The BBC covered this story in a long article and they also have this nice video of the tsunami modelling:
The Storegga slide occurred off W Norway and is maybe the largest submarine slide that we know about (Bugge et al., 1987). It is well known that it caused a huge tsunami that affected the coasts of Norway, UK, Germany, Denmark, and so on (cf. Bondevik et al., 1997). So what’s new with the story of Hill et al.? They included the paleobathymetry in their modelling, thus being able to get a) more precise results on the consequences of the tsunami along the coasts and b) evidence for waves high enough to destroy what was left of Doggerland. Poor ancestors.
Check out Jon Hill’s talk on figshare or see the first 9 slides below:
- Bondevik, S., Svendsen, J.I., & Mangerud, J. 1997. Tsunami sedimentary facies deposited by the Storegga tsunami in shallow marine basins and coastal lakes, western Norway. Sedimentology 44, 1115-1131.
- Bugge, T., Belderson, R.H., & Kenyon, N.H. 1987. The Storegga Slide. Philosophical Transactions of the Royal Society of London. Series A, Mathematical and Physical Sciences 325 (1586), 357-388.
- Coles, B.J. 2000. Doggerland: the cultural dynamics of a shifting coastline. Geological Society, London, Special Publications, 175, 393-401.

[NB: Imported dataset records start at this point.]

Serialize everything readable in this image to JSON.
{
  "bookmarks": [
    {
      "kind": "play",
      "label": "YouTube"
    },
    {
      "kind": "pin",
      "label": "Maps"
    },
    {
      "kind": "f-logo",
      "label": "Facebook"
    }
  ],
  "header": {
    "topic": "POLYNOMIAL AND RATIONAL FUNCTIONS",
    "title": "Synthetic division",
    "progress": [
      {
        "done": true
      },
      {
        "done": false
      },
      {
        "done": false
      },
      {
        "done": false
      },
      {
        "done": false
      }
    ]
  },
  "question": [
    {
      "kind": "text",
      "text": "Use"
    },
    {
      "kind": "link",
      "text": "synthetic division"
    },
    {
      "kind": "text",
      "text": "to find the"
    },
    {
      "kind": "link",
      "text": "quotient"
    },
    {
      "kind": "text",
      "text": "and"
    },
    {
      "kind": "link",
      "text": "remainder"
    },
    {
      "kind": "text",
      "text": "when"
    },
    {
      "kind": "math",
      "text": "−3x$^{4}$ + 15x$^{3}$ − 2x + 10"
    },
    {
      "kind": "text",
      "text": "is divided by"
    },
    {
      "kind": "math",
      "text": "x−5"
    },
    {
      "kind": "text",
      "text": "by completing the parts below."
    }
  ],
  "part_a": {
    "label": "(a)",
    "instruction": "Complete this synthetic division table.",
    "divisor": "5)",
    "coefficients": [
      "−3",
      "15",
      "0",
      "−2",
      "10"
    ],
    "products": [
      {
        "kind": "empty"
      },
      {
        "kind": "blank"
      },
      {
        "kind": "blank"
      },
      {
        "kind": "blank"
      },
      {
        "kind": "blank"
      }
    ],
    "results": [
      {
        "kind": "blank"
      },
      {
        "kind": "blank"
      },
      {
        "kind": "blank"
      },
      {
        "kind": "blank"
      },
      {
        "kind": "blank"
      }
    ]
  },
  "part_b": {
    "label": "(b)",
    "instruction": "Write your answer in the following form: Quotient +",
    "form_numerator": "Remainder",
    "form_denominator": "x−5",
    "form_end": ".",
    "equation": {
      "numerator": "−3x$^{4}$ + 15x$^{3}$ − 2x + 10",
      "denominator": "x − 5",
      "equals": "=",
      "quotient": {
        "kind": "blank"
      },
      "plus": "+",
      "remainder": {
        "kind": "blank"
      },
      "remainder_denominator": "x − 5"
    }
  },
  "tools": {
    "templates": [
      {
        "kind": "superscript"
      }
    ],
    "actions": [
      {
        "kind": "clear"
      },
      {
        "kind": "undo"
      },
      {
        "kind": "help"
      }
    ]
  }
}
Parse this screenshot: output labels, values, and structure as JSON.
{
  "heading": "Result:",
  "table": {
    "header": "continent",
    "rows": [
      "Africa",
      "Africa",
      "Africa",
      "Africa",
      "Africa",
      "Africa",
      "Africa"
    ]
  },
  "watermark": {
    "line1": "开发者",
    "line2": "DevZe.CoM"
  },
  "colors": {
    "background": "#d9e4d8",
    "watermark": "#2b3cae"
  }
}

- White, M. 2006. Things to do in Doggerland When You’re Dead: Surviving OIS3 at the Northwestern-Most Fringe of Middle Palaeolithic Europe. World Archaeology 38 (4), 547-575.